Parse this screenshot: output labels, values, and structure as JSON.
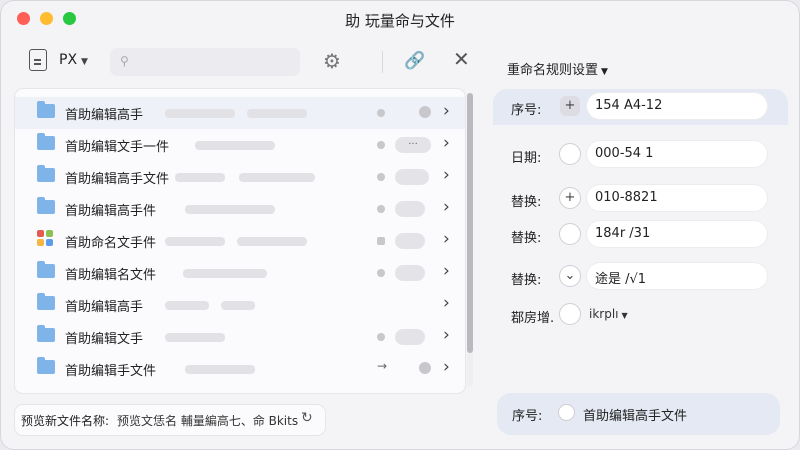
{
  "window": {
    "title": "助 玩量命与文件"
  },
  "toolbar": {
    "format_label": "PX",
    "icons": [
      "file-icon",
      "search-icon",
      "gear-icon",
      "link-icon",
      "close-icon"
    ]
  },
  "file_list": {
    "rows": [
      {
        "name": "首助编辑高手",
        "icon": "folder-icon",
        "badge": ""
      },
      {
        "name": "首助编辑文手一件",
        "icon": "folder-icon",
        "badge": "···"
      },
      {
        "name": "首助编辑高手文件",
        "icon": "folder-icon",
        "badge": ""
      },
      {
        "name": "首助编辑高手件",
        "icon": "folder-icon",
        "badge": ""
      },
      {
        "name": "首助命名文手件",
        "icon": "app-icon",
        "badge": ""
      },
      {
        "name": "首助编辑名文件",
        "icon": "folder-icon",
        "badge": ""
      },
      {
        "name": "首助编辑高手",
        "icon": "folder-icon",
        "badge": ""
      },
      {
        "name": "首助编辑文手",
        "icon": "folder-icon",
        "badge": ""
      },
      {
        "name": "首助编辑手文件",
        "icon": "folder-icon",
        "badge": ""
      }
    ]
  },
  "preview": {
    "label": "预览新文件名称:",
    "value": "预览文恁名 輔量編高七、命 Bkits"
  },
  "rules": {
    "header": "重命名规则设置",
    "items": [
      {
        "label": "序号:",
        "control": "+",
        "value": "154 A4-12"
      },
      {
        "label": "日期:",
        "control": "",
        "value": "000-54 1"
      },
      {
        "label": "替换:",
        "control": "+",
        "value": "010-8821"
      },
      {
        "label": "替换:",
        "control": "",
        "value": "184r /31"
      },
      {
        "label": "替换:",
        "control": "⌄",
        "value": "途是 /√1"
      }
    ],
    "extra": {
      "label": "鄀房增.",
      "select_value": "ikrplı"
    }
  },
  "result": {
    "label": "序号:",
    "value": "首助编辑高手文件"
  },
  "colors": {
    "folder": "#7fb4e8",
    "accent_bg": "#e4e9f3",
    "close_red": "#fe5f57",
    "minimize_yellow": "#febc2e",
    "zoom_green": "#28c840"
  }
}
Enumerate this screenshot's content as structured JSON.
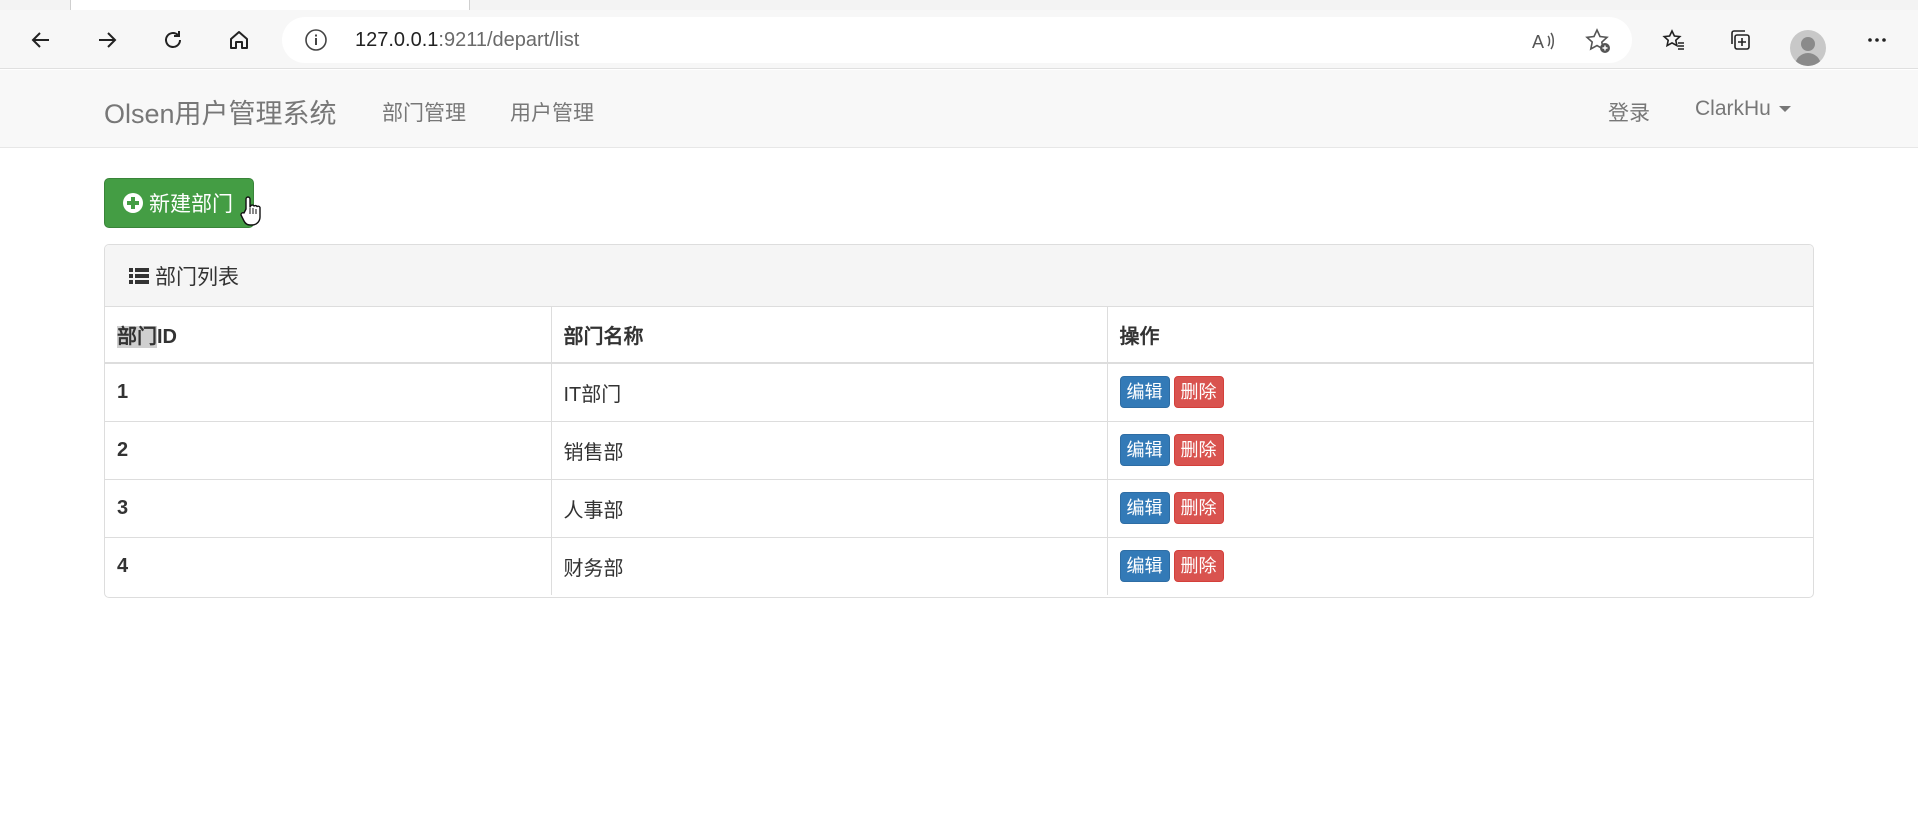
{
  "browser": {
    "url_host": "127.0.0.1",
    "url_path": ":9211/depart/list"
  },
  "navbar": {
    "brand": "Olsen用户管理系统",
    "links": [
      "部门管理",
      "用户管理"
    ],
    "login": "登录",
    "user": "ClarkHu"
  },
  "actions": {
    "new_button": "新建部门"
  },
  "panel": {
    "title": "部门列表",
    "columns": [
      "部门ID",
      "部门名称",
      "操作"
    ],
    "header_id_highlight": "部门",
    "header_id_rest": "ID",
    "rows": [
      {
        "id": "1",
        "name": "IT部门"
      },
      {
        "id": "2",
        "name": "销售部"
      },
      {
        "id": "3",
        "name": "人事部"
      },
      {
        "id": "4",
        "name": "财务部"
      }
    ],
    "edit_label": "编辑",
    "delete_label": "删除"
  },
  "colors": {
    "success": "#449d44",
    "primary": "#337ab7",
    "danger": "#d9534f"
  }
}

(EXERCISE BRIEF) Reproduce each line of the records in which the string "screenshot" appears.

(ANSWER BOX)
Parse this screenshot: output labels, values, and structure as JSON.
Enumerate this screenshot's content as structured JSON.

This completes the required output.